Saved data entries:

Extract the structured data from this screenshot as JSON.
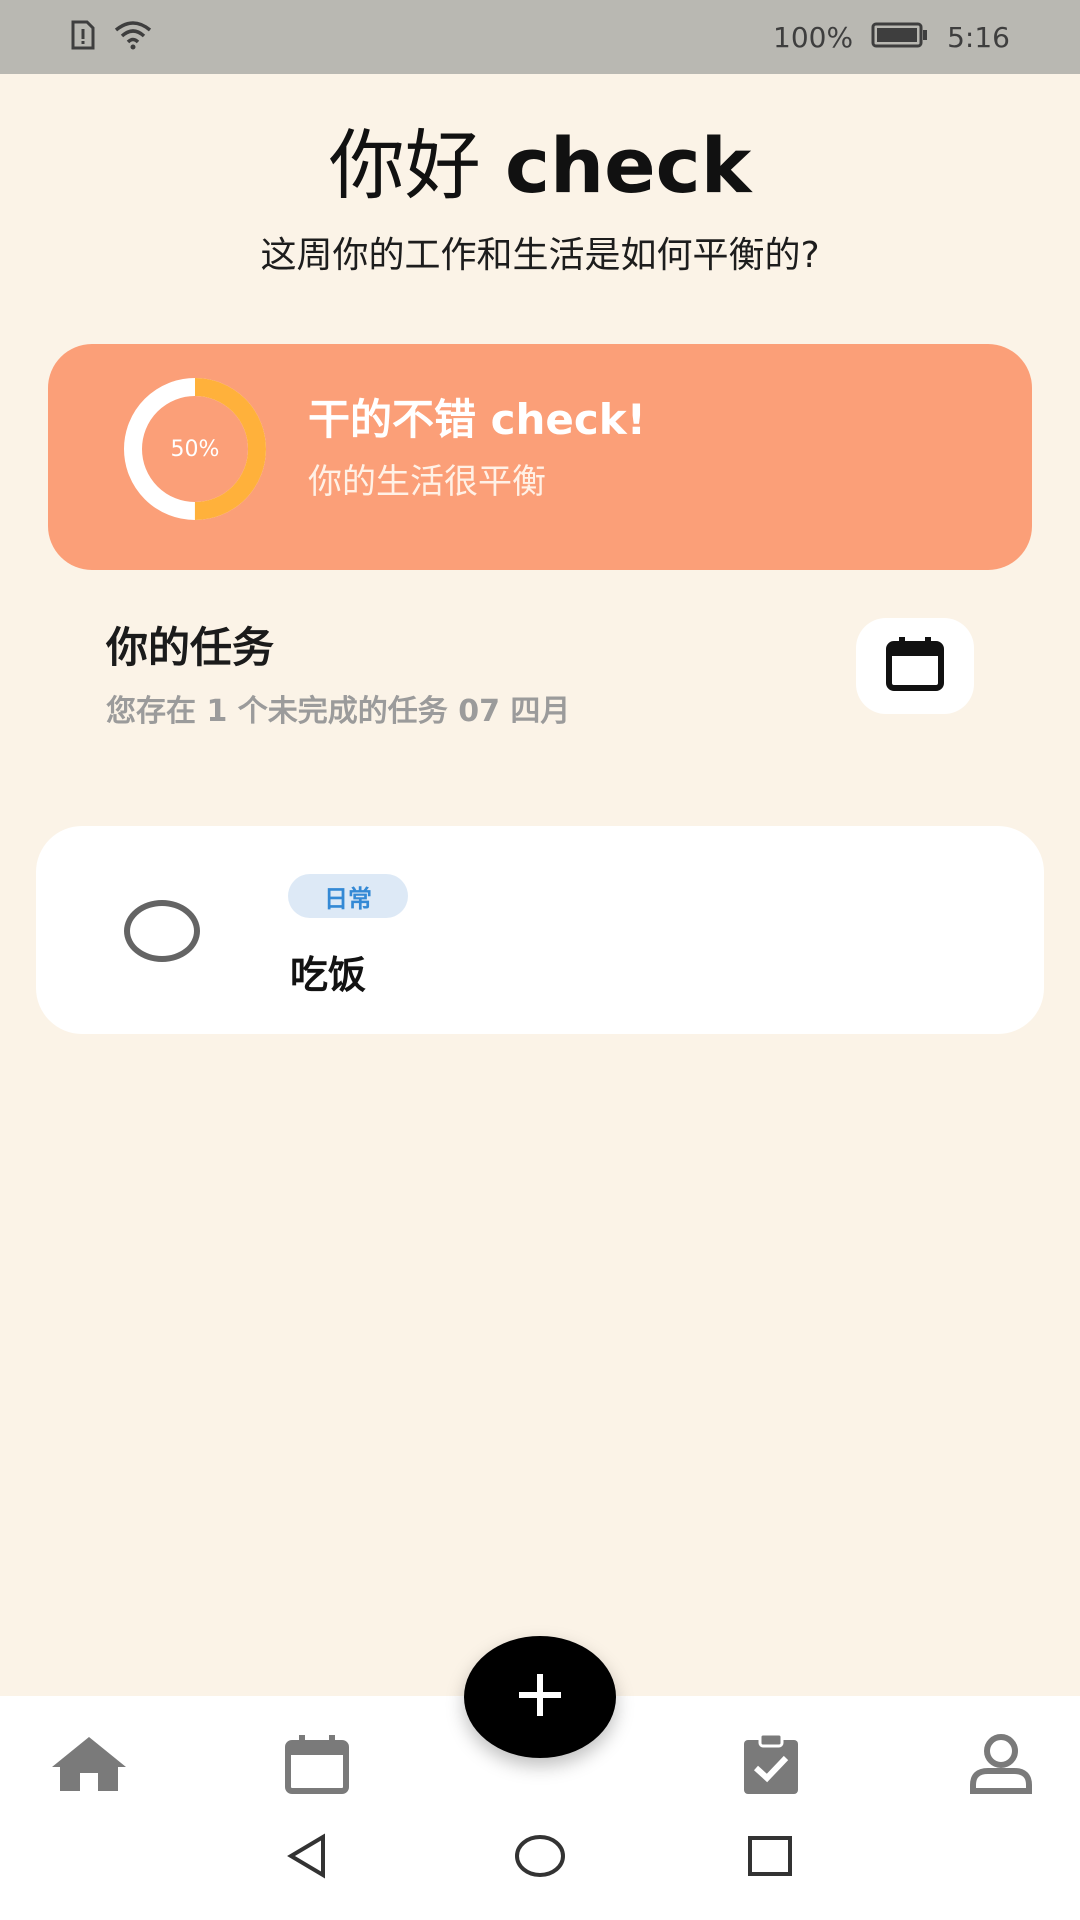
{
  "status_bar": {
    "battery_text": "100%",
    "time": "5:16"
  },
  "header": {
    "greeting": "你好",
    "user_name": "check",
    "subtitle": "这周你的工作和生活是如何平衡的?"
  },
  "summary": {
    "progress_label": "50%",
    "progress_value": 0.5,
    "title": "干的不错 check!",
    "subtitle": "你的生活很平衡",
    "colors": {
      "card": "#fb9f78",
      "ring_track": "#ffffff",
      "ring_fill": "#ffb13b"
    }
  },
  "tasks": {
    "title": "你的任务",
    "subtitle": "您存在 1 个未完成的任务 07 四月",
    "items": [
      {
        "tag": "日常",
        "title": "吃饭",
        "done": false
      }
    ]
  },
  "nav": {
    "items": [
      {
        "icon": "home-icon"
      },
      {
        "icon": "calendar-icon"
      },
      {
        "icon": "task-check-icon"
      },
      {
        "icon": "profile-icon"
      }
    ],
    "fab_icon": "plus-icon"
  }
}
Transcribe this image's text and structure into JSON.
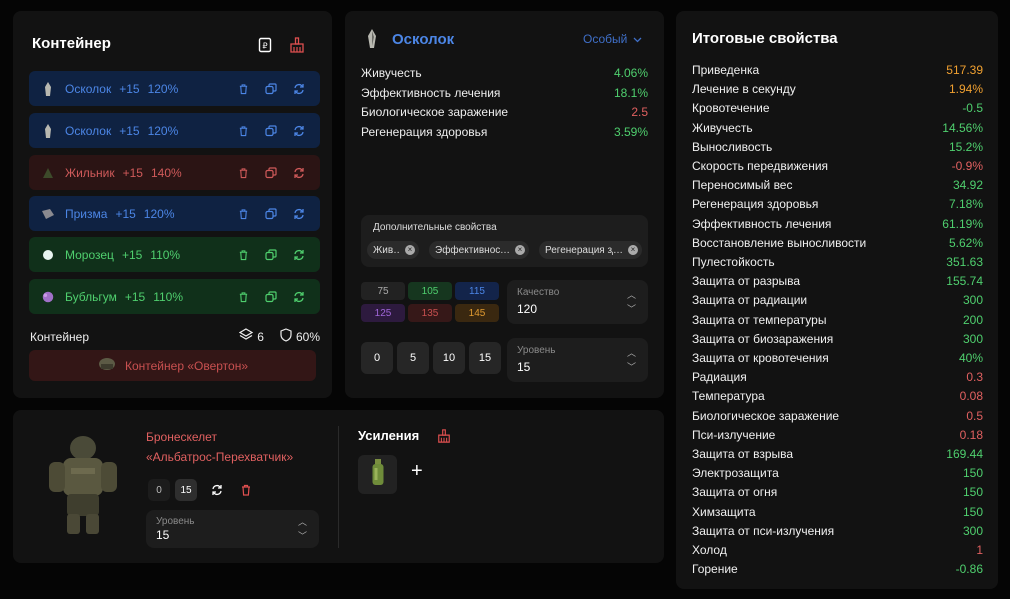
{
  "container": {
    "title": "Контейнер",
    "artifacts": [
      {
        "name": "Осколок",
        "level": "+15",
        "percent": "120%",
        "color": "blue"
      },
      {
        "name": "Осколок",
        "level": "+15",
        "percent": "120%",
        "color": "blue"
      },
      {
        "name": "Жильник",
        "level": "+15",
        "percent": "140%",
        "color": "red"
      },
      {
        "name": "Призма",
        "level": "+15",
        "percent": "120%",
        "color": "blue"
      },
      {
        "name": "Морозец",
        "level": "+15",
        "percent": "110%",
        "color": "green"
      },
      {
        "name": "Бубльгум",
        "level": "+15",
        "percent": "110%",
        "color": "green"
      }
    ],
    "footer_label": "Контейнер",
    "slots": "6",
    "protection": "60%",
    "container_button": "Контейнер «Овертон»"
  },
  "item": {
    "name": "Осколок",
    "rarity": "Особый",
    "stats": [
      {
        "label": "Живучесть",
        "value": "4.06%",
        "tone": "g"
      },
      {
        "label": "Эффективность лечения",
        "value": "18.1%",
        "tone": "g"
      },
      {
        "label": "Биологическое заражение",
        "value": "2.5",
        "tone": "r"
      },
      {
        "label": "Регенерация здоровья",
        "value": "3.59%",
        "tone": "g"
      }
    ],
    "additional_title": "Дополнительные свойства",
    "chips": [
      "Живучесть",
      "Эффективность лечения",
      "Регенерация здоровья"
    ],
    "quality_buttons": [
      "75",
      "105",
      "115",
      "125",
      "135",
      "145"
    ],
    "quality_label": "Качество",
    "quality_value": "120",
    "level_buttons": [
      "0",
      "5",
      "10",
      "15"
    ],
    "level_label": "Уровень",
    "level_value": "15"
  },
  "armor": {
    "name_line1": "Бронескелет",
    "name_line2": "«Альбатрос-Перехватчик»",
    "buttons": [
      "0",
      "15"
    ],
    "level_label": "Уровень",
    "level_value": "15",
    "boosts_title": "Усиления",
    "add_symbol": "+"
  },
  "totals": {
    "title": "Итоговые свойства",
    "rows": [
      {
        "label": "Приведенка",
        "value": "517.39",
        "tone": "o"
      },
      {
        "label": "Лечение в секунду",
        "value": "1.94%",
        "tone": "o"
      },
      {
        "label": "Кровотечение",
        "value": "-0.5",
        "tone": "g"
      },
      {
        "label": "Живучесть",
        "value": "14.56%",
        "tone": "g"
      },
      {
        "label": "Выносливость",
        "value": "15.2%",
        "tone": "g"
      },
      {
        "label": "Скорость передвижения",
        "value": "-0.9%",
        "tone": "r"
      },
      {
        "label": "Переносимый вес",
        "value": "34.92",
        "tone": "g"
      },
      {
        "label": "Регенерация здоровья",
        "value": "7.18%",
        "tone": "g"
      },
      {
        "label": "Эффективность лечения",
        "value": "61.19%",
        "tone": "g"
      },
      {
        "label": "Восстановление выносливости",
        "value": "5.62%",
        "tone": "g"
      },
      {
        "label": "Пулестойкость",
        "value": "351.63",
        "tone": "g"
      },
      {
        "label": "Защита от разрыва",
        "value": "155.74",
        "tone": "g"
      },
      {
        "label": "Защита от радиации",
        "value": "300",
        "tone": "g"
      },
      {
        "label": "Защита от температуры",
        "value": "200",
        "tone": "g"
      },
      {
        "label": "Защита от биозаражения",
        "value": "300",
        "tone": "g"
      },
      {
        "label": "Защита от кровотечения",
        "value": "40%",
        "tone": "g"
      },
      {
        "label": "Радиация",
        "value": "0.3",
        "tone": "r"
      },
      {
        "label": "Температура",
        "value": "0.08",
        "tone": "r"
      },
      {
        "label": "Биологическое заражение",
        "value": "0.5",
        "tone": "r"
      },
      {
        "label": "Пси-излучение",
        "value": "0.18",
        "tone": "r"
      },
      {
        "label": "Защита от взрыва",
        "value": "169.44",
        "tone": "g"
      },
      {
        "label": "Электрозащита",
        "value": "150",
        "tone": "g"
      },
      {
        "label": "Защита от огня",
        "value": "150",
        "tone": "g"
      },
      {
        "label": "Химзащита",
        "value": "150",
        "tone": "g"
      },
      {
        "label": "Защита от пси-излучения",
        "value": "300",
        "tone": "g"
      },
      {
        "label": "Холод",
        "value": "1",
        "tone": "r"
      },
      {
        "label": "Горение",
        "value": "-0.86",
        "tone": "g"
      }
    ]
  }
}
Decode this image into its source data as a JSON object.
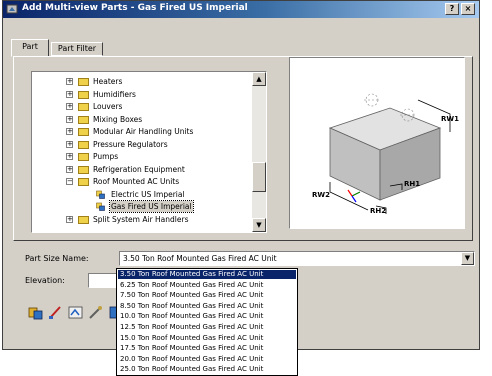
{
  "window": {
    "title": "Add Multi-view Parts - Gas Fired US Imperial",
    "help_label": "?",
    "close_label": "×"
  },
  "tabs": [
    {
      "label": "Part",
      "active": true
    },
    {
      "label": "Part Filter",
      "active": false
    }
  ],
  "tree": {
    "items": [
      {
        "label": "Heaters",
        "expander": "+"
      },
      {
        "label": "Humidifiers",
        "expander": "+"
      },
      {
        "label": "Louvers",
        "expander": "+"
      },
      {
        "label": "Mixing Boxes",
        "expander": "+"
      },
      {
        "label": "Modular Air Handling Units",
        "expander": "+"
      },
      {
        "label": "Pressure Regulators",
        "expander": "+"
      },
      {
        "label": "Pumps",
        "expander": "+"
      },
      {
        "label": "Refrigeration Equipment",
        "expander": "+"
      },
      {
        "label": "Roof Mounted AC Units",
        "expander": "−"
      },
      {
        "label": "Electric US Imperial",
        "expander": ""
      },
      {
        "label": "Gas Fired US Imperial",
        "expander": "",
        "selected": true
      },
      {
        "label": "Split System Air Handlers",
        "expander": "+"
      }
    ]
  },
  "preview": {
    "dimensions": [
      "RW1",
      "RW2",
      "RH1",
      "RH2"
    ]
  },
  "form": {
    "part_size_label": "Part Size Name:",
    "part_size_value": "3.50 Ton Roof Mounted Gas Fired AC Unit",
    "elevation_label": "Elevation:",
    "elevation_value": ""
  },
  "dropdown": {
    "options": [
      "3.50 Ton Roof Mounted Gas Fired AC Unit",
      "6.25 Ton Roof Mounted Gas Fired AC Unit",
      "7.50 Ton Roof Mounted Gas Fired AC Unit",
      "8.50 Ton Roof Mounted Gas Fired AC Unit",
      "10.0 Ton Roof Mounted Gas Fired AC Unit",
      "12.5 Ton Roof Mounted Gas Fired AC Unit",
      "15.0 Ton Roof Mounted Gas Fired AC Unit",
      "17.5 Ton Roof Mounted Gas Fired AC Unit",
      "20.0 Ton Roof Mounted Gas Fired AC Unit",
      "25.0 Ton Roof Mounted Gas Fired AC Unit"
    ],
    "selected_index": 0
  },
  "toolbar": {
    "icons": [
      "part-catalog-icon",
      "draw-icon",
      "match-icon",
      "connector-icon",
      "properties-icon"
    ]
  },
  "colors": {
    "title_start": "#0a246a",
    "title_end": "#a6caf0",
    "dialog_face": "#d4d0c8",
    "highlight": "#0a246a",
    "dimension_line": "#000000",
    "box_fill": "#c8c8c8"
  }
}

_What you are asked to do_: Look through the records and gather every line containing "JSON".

_Exercise result_:
Extract the structured data from this screenshot as JSON.
Transcribe this image's text and structure into JSON.
Decode this image into its source data as a JSON object.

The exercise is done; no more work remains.